The DREAM Act (Development, Relief, and Education for Alien Minors) was first introduced in 2001 to benefit foreign aliens and their children seeking new lives and new opportunities in the United States. Although the act has not been passed by Congress, and despite resistance from many legislative and judicial bodies, executive action from President Obama enacting key portions of the DREAM Act represents progress for immigrants everywhere.
There is still much to be done, however, before immigrants can enjoy the full benefits of a clear path to U.S. citizenship, and many individuals will strive tirelessly in social, political, and legal arenas in order to achieve the necessary reforms. It takes a special kind of person to advocate for justice-a person who is willing to champion equal rights at the expense of certain privileges and exclusive beliefs held by many individuals and groups in our country. Now, more than ever, the individuals who desire to make a measurable difference in the area of immigration reform must be well educated, highly motivated, and have a hands-on understanding of the issues and policies in the U.S. and around the world.
The DREAM Act scholarship is designed to support individuals who are interested in making a difference in the lives of immigrants and other non-native individuals living in the United States. By furthering the educational goals of these unique members of our nation, our firm looks to invest in a richer, more inclusive future for our country and those who seek to join it.
Our firm is proud to offer this $500 scholarship to students pursuing any level of post-secondary education who submit materials in accordance with the following guidelines.
A) The DREAM Act Scholarship is open to any student enrolled in a community college, private or public undergraduate college or university, graduate program, business school, or law school in the United States.
B) All candidates who apply for this scholarship must be in good academic standing and possess a minimum cumulative GPA of 3.0 or higher.
A) The scholarship candidate must submit a 700-word essay or statement that considers current immigration conditions and reforms in the United States and offers at least two concrete ways that these conditions might be improved.
B) The scholarship candidate must submit a professional resumé listing past academic, professional, and volunteer experiences.

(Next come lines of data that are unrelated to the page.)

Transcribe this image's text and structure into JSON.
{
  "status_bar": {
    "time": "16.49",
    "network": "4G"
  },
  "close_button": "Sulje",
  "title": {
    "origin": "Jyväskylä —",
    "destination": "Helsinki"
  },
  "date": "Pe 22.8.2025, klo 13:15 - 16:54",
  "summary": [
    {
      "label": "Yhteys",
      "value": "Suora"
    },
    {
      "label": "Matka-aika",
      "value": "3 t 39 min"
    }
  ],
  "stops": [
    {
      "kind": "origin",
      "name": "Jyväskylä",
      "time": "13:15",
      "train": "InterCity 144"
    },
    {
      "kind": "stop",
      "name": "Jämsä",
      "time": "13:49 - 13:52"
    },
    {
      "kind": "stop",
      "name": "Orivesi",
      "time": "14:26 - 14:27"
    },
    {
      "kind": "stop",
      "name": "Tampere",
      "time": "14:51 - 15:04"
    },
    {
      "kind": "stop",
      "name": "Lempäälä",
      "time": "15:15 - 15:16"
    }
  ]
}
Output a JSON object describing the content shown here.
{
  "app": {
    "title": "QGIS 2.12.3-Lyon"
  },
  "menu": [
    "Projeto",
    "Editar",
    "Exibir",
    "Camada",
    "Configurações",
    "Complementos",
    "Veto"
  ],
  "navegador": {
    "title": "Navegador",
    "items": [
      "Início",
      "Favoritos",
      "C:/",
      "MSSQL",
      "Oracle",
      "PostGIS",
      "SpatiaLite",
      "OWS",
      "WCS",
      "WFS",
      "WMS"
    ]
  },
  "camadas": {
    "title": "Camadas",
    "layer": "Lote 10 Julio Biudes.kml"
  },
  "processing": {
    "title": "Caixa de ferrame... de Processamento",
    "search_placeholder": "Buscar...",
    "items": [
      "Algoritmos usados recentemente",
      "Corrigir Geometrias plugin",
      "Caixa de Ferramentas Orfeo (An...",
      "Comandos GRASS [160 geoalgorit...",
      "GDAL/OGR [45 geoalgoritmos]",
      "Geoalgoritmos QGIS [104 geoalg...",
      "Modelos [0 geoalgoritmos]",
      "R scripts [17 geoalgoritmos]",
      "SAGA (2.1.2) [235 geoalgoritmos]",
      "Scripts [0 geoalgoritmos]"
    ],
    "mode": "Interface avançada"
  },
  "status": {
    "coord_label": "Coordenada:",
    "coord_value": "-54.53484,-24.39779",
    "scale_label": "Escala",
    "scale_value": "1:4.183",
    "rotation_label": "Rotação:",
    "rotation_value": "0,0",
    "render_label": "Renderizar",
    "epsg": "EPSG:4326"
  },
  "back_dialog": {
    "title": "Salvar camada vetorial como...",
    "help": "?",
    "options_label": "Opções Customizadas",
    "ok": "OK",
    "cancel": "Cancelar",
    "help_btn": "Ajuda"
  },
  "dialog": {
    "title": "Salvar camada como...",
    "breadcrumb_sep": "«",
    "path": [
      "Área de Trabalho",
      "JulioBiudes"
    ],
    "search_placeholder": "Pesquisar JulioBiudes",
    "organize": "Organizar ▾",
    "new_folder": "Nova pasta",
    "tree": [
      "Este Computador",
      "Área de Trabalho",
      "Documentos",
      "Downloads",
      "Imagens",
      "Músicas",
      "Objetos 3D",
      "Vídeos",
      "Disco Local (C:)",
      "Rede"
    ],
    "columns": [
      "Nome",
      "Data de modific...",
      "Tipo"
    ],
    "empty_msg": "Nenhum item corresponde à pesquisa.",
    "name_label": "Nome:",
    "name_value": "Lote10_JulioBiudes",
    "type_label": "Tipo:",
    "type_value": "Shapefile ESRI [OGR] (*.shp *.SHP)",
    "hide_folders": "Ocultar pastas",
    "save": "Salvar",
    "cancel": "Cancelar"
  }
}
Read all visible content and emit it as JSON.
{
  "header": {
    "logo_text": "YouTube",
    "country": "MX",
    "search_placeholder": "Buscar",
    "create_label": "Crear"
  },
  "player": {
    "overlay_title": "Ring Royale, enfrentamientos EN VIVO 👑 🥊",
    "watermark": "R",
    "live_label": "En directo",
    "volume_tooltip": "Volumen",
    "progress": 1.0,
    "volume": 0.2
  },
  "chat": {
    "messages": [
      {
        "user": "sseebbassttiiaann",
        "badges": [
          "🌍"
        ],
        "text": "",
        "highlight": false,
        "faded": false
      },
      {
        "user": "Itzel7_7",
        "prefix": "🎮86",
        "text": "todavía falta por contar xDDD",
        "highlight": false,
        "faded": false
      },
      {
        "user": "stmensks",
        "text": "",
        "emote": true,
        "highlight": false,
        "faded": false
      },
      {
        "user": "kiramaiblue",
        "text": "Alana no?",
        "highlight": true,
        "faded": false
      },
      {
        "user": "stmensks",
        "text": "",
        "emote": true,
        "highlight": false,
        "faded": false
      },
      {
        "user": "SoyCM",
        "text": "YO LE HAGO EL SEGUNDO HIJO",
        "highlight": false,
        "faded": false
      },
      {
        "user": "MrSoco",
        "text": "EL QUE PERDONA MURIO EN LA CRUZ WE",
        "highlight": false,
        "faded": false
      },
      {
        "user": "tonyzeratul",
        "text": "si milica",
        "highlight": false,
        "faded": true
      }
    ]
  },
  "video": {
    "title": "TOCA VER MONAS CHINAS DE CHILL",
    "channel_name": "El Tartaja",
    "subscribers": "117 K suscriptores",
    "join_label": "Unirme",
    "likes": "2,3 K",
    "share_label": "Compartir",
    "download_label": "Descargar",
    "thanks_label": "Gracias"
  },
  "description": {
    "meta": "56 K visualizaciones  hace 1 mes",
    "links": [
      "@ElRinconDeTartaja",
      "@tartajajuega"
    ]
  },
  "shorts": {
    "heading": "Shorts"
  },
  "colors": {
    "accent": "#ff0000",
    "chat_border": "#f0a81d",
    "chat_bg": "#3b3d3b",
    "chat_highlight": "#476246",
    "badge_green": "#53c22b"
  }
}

C) The scholarship candidate must submit a current official transcript from his or her school. First-year college students, graduate students, or individuals who have recently transferred between schools may submit an unofficial transcript from their current institution, as well as their most recent official transcript from a prior school.